- [Directions for this task]
A complete, exact copy of the records below is the required result.

- [Stored data]
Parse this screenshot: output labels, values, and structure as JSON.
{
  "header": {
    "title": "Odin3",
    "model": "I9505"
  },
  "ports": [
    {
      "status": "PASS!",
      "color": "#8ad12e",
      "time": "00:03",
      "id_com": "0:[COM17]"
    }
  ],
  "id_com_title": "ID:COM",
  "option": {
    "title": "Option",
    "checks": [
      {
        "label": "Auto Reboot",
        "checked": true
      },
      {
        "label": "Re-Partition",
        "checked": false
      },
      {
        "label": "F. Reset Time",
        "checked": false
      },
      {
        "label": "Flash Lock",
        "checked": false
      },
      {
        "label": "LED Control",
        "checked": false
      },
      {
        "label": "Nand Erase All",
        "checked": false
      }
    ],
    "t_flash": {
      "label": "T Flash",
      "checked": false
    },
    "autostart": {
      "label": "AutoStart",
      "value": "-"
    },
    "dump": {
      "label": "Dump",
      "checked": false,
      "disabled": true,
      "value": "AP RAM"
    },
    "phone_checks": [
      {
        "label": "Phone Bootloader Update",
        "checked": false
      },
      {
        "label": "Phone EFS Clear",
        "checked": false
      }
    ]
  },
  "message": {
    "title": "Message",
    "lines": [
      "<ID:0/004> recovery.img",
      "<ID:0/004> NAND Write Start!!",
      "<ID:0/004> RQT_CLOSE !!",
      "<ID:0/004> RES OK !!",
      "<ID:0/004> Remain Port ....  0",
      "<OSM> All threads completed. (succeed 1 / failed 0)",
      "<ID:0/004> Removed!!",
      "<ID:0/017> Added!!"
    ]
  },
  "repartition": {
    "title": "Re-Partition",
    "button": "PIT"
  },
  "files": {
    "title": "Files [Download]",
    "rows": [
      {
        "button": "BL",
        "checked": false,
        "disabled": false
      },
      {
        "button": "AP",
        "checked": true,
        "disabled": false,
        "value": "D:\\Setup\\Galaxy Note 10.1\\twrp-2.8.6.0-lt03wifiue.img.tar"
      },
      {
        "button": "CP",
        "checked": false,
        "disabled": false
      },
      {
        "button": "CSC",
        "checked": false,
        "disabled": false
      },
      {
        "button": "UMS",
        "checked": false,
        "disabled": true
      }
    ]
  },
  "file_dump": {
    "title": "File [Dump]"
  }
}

- [Final answer]
Parse this screenshot: output labels, values, and structure as JSON.
{
  "header": {
    "title": "Odin3",
    "model": "I9505"
  },
  "ports": [
    {
      "status": "PASS!",
      "color": "#8ad12e",
      "time": "00:03",
      "id_com": "0:[COM17]"
    }
  ],
  "id_com_title": "ID:COM",
  "option": {
    "title": "Option",
    "checks": [
      {
        "label": "Auto Reboot",
        "checked": true
      },
      {
        "label": "Re-Partition",
        "checked": false
      },
      {
        "label": "F. Reset Time",
        "checked": false
      },
      {
        "label": "Flash Lock",
        "checked": false
      },
      {
        "label": "LED Control",
        "checked": false
      },
      {
        "label": "Nand Erase All",
        "checked": false
      }
    ],
    "t_flash": {
      "label": "T Flash",
      "checked": false
    },
    "autostart": {
      "label": "AutoStart",
      "value": "-"
    },
    "dump": {
      "label": "Dump",
      "checked": false,
      "disabled": true,
      "value": "AP RAM"
    },
    "phone_checks": [
      {
        "label": "Phone Bootloader Update",
        "checked": false
      },
      {
        "label": "Phone EFS Clear",
        "checked": false
      }
    ]
  },
  "message": {
    "title": "Message",
    "lines": [
      "<ID:0/004> recovery.img",
      "<ID:0/004> NAND Write Start!!",
      "<ID:0/004> RQT_CLOSE !!",
      "<ID:0/004> RES OK !!",
      "<ID:0/004> Remain Port ....  0",
      "<OSM> All threads completed. (succeed 1 / failed 0)",
      "<ID:0/004> Removed!!",
      "<ID:0/017> Added!!"
    ]
  },
  "repartition": {
    "title": "Re-Partition",
    "button": "PIT"
  },
  "files": {
    "title": "Files [Download]",
    "rows": [
      {
        "button": "BL",
        "checked": false,
        "disabled": false
      },
      {
        "button": "AP",
        "checked": true,
        "disabled": false,
        "value": "D:\\Setup\\Galaxy Note 10.1\\twrp-2.8.6.0-lt03wifiue.img.tar"
      },
      {
        "button": "CP",
        "checked": false,
        "disabled": false
      },
      {
        "button": "CSC",
        "checked": false,
        "disabled": false
      },
      {
        "button": "UMS",
        "checked": false,
        "disabled": true
      }
    ]
  },
  "file_dump": {
    "title": "File [Dump]"
  }
}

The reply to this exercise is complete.